Basilica
-the Latin word basilica was originally used to describe a Roman public building, usually located at the centre of a Roman town. Eventually, the term came to refer to a large and important church that has been given special ceremonial rights by the Pope. The term Major Basilica refers primarily to those five major churches in Rome, also referred to as Patriarchal Basilicas. They are:
  • St. John Lateran, Cathedral of the Bishop of Rome, Patriarch of the West, the Pope
  • St. Peter's Basilica, assigned to the Patriarch of Constantinople
  • St. Paul's outside the walls, the Patriarch of Alexandria
  • St. Mary Major, the Patriarch of Antioch
  • St. Lawrence outside the walls, the Patriarch of Jerusalem
Minor Basilicas (the designation given to the Basilica of St. John the Baptist) are much more common.
Pallium
-a narrow woolen band worn around the shoulders, over Eucharistic vestments; conferred upon archbishops.
Ambulatory Walls
-the ambulatory refers to the passageway located behind the altar area
Campanile
-a free-standing bell tower
Statuary
-a term used to describe a collection of statues
High Altar
-large churches such as the Basilica-Cathedral usually have several altars. The term high altar refers to the main altar located in the front of the church.

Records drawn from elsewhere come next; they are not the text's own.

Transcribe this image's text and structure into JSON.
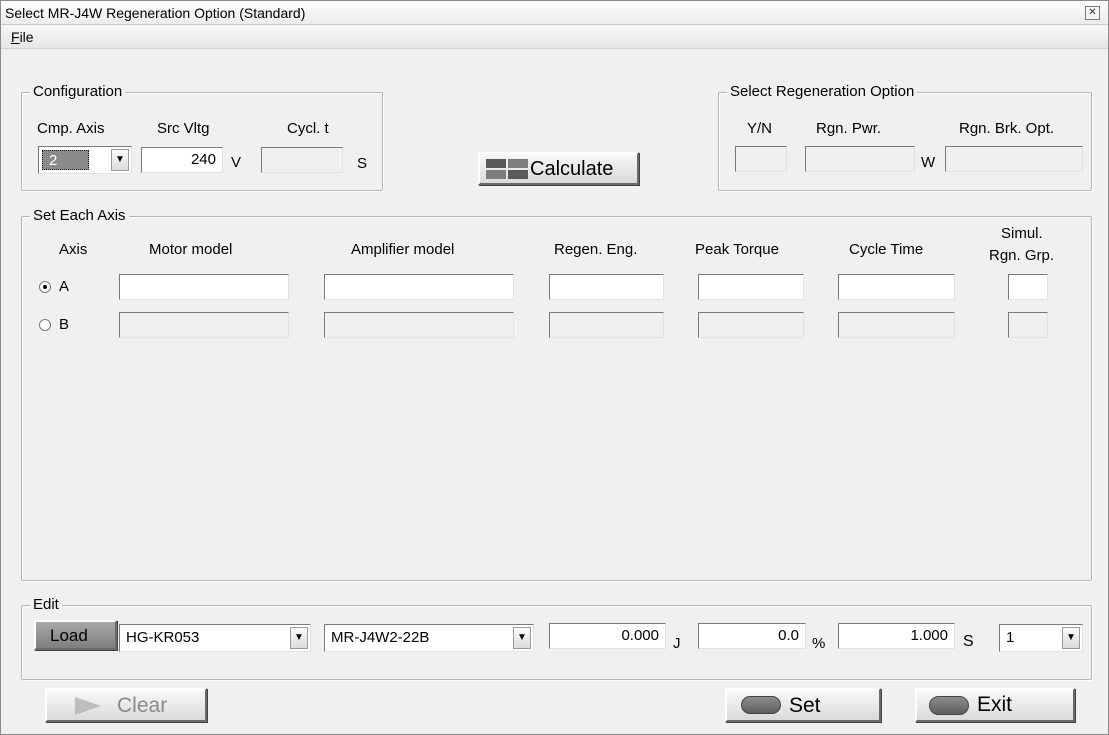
{
  "window": {
    "title": "Select MR-J4W Regeneration Option (Standard)",
    "close_glyph": "✕"
  },
  "menu": {
    "file_accel": "F",
    "file_rest": "ile"
  },
  "configuration": {
    "legend": "Configuration",
    "cmp_axis_label": "Cmp. Axis",
    "src_vltg_label": "Src Vltg",
    "cycl_t_label": "Cycl. t",
    "cmp_axis_value": "2",
    "src_vltg_value": "240",
    "src_vltg_unit": "V",
    "cycl_t_value": "",
    "cycl_t_unit": "S"
  },
  "calculate": {
    "label": "Calculate",
    "icon": "calculator-grid-icon"
  },
  "regen_option": {
    "legend": "Select Regeneration Option",
    "yn_label": "Y/N",
    "rgn_pwr_label": "Rgn. Pwr.",
    "rgn_brk_label": "Rgn. Brk. Opt.",
    "yn_value": "",
    "rgn_pwr_value": "",
    "rgn_pwr_unit": "W",
    "rgn_brk_value": ""
  },
  "axes": {
    "legend": "Set Each Axis",
    "headers": {
      "axis": "Axis",
      "motor": "Motor model",
      "amplifier": "Amplifier model",
      "regen_eng": "Regen. Eng.",
      "peak_torque": "Peak Torque",
      "cycle_time": "Cycle Time",
      "simul_1": "Simul.",
      "simul_2": "Rgn. Grp."
    },
    "rows": [
      {
        "axis": "A",
        "selected": true,
        "motor": "",
        "amplifier": "",
        "regen_eng": "",
        "peak_torque": "",
        "cycle_time": "",
        "simul": ""
      },
      {
        "axis": "B",
        "selected": false,
        "motor": "",
        "amplifier": "",
        "regen_eng": "",
        "peak_torque": "",
        "cycle_time": "",
        "simul": ""
      }
    ]
  },
  "edit": {
    "legend": "Edit",
    "load_label": "Load",
    "motor_value": "HG-KR053",
    "amplifier_value": "MR-J4W2-22B",
    "regen_eng_value": "0.000",
    "regen_eng_unit": "J",
    "peak_torque_value": "0.0",
    "peak_torque_unit": "%",
    "cycle_time_value": "1.000",
    "cycle_time_unit": "S",
    "simul_value": "1"
  },
  "buttons": {
    "clear_label": "Clear",
    "set_label": "Set",
    "exit_label": "Exit"
  },
  "icons": {
    "combo_arrow": "▼"
  },
  "colors": {
    "window_bg": "#f0f0f0",
    "selected_combo_bg": "#8a8a8a"
  }
}
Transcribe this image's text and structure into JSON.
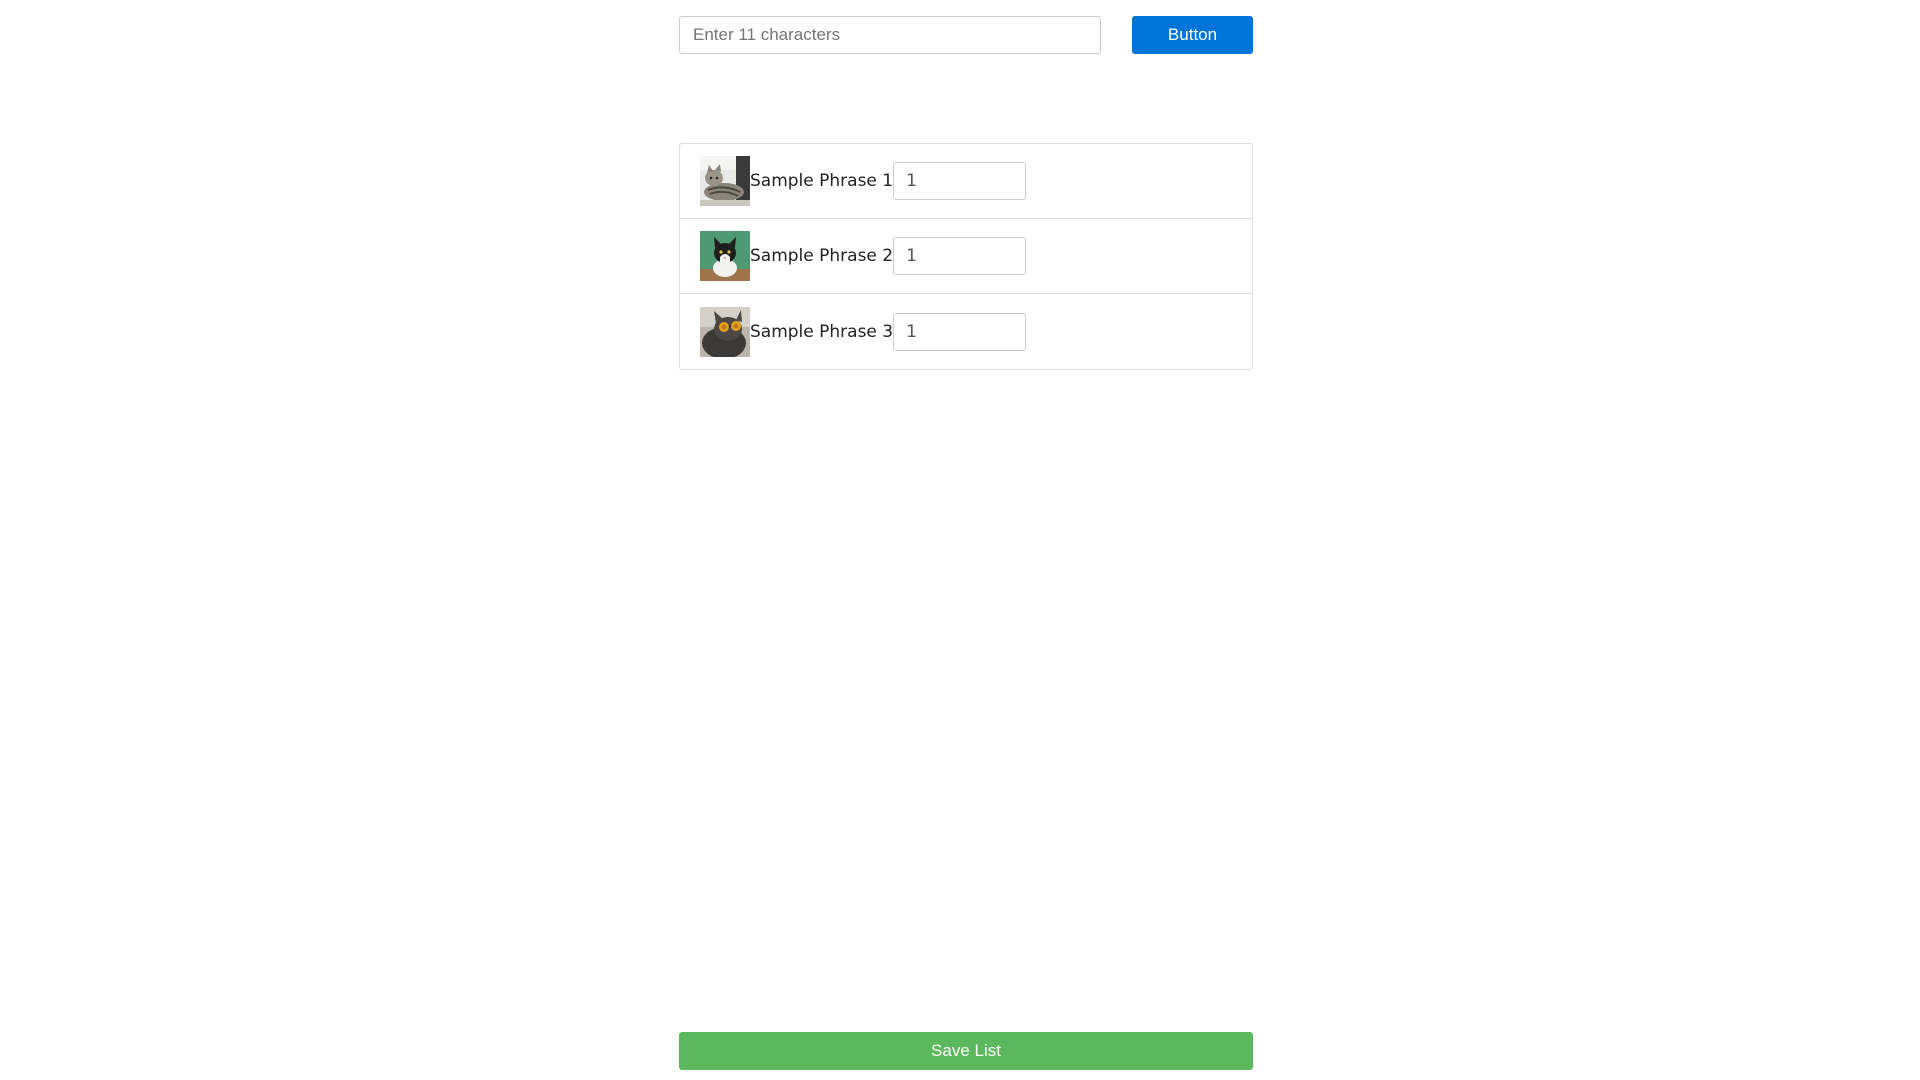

Side Altar
-an altar that is not the main or high altar of a church and therefore located to the side of the main or high altar
Our Lady of Fatima
-the title given to the Virgin Mary by Catholics and others who believe that she appeared to three shepherd children near Fatima, Portugal in 1917. It is believed that three Portuguese children received apparitions of Our Lady at Cova da Iria, near Fatima, 110 miles north of Lisbon.
Romanesque
-a style of architecture that flourished in Western Europe between 1050 and 1200. This style derived its name from the fact that it drew much of its influence from Roman architecture.
Mistaken Point
-a geological rock formation located near Cape Race on the Avalon Peninsula on the southeastern tip of the island of Newfoundland. The site is best known as home to the oldest and most extensive collection of fossils ranging from 560 to 575 million years old.